The motion as contained in the Order Paper of Senate, protested the practice of ejecting Nigerians from any part of the country.
Part of the motion read: “Section 43 of the 1999 Constitution of the Federal Republic of Nigeria is sacrosanct, as every citizen of Nigeria has the right to live and acquire property in any part of the country. If the present spate of insecurity across the nation is not curtailed, it will lead to food insecurity and famine as many farmers can no longer access their farmlands.”
On how to address the issues, the motion urged President Muhammadu Buhari to direct the National Security Adviser and the newly nominated service chiefs and the Inspector-General of Police to devise a proposal to rejig the nation’s security architecture and disposition of forces for more effective counter measures against the current security challenges, particularly in the rural areas.
It also urged state governors to re-invigorate rural governance and convene a state-wide inter-communal conclaves and dialogues to promote local conflict resolution and inter-ethnic harmony.
It also demanded that the Federal Government should immediately embark on an operation to checkmate proliferation of firearms and enforce the laws against illegal possession of firearms by arresting, disarming and punishing anyone in illegal possession of arms.
It also asked state governors to implement the National Livestock Transformation Plan, a modern scheme designed to eliminate transhumance in order to prevent farmer-herder conflicts and activate highly productive livestock sector in Nigeria.
“The security agencies must actively deploy drones and helicopters to monitor forests and ungoverned areas in Nigeria, to identify illegal camps of armed bandits,” the motion read.
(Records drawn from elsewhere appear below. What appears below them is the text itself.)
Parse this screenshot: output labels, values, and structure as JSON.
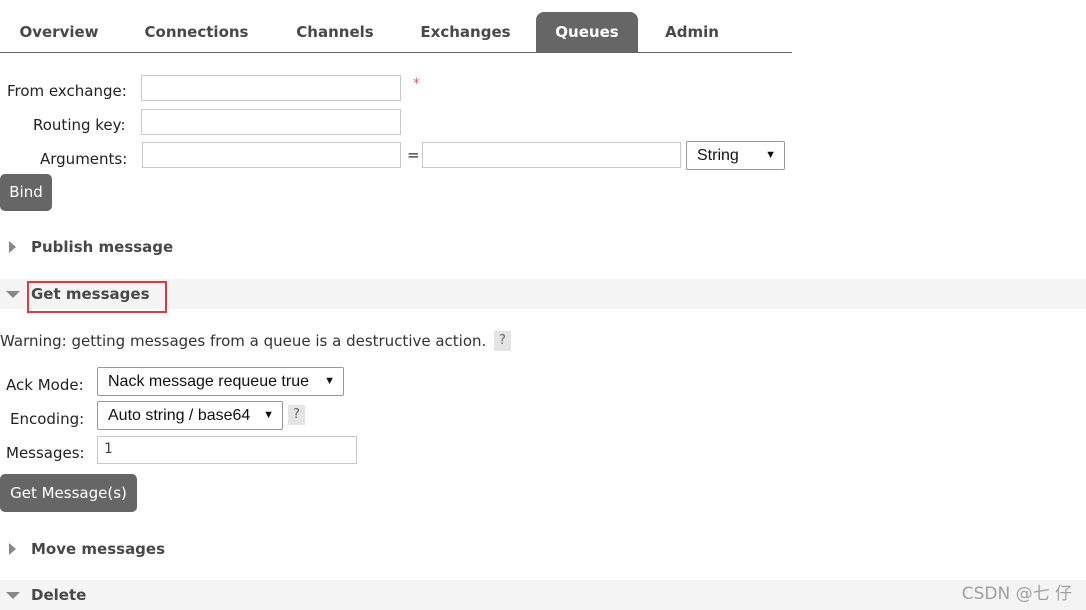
{
  "nav": {
    "tabs": [
      {
        "label": "Overview",
        "active": false
      },
      {
        "label": "Connections",
        "active": false
      },
      {
        "label": "Channels",
        "active": false
      },
      {
        "label": "Exchanges",
        "active": false
      },
      {
        "label": "Queues",
        "active": true
      },
      {
        "label": "Admin",
        "active": false
      }
    ]
  },
  "bind_form": {
    "from_exchange_label": "From exchange:",
    "required_mark": "*",
    "routing_key_label": "Routing key:",
    "arguments_label": "Arguments:",
    "arguments_equals": "=",
    "arguments_type": "String",
    "bind_button": "Bind"
  },
  "sections": {
    "publish": "Publish message",
    "get": "Get messages",
    "move": "Move messages",
    "delete": "Delete"
  },
  "get_messages": {
    "warning": "Warning: getting messages from a queue is a destructive action.",
    "help": "?",
    "ack_mode_label": "Ack Mode:",
    "ack_mode_value": "Nack message requeue true",
    "encoding_label": "Encoding:",
    "encoding_value": "Auto string / base64",
    "messages_label": "Messages:",
    "messages_value": "1",
    "get_button": "Get Message(s)"
  },
  "dropdown_arrow": "▼",
  "watermark": "CSDN @七 仔",
  "colors": {
    "tab_active_bg": "#666666",
    "button_bg": "#666666",
    "highlight_border": "#e0383e",
    "required": "#e36060"
  }
}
It made a case that the Federal Government should adequately equip the Nigeria Immigration Service (NIS) and Nigerian Customs Service (NCS) to police and monitor borders using technology to check illegal immigrants, and checkmate smuggling of fire arms and light weapon; and
“The Federal Government must resuscitate and inaugurate the National Task Force Commission to combat the proliferation of light weapons, small arms and ammunition,” it added.
Meanwhile, Senate President, Ahmad Lawan, has said the multiple security challenges confronting the country as posing serious threats to its continuous existence.
Lawan, while welcoming his colleagues from a six-week break, he urged Nigerians not to use the social media as a means of dividing the country along ethnic lines.
“Insurgency, banditry, kidnapping and militancy remain serious threats to a secured and safe Nigeria. We will continue to work with the Executive arm of government to mitigate and end these challenges. The very recent emergence of inter-ethnic and inter – tribal conflicts in some parts of our country is worrisome. The senate calls for calm. The situation also calls for leadership at all levels of government.
“Leaders must unite to fight and defeat criminality in the country. Leaders must also unite to fight any divisive and centrifugal sentiments, and tendencies. Political leaders are problem solvers. As parliamentarians we should search for possible legislations to address the issues that tend to create tensions amongst our people. We are going to consult and partner with all arms and tiers of governments, in our quest to finding lasting solutions to these ugly developments. Let me take the opportunity to appeal to citizens to always use the social media for enhancing unity and brotherhood amongst Nigerians. Surely, the social media platforms can play very positive roles of engendering understanding amongst our diverse people,” he said.
He also cautioned against misappropriation of funds earmarked for the management of COVID-19 pandemic.
He said: “Our country like many others is experiencing the second wave of the COVID-19 pandemic. We therefore need to continue to treat the situation as a national emergency. The National Assembly made special provisions in the 2020 budget, which runs up to March 31, and the 2021 budget as well. We need to ensure that the funds are properly utilised for the prevention and management of the pandemic.
“It is equally important for the Senate to engage with executive arm of government on the selection, procurement, distribution and administration of the COVID-19 vaccines. We must ensure that the selections of the vaccine for our people follows the appropriate and due scientific process, with National Agency for Food and Drug Administration and Control (NAFDAC) giving approval only after exhaustive tests before the final selection and approval. We must ensure that the Ministries, Departments and Agencies (MDAs) responsible for this exercise develop verifiable processes and timelines on how Nigerians would be Vaccinated,” he said.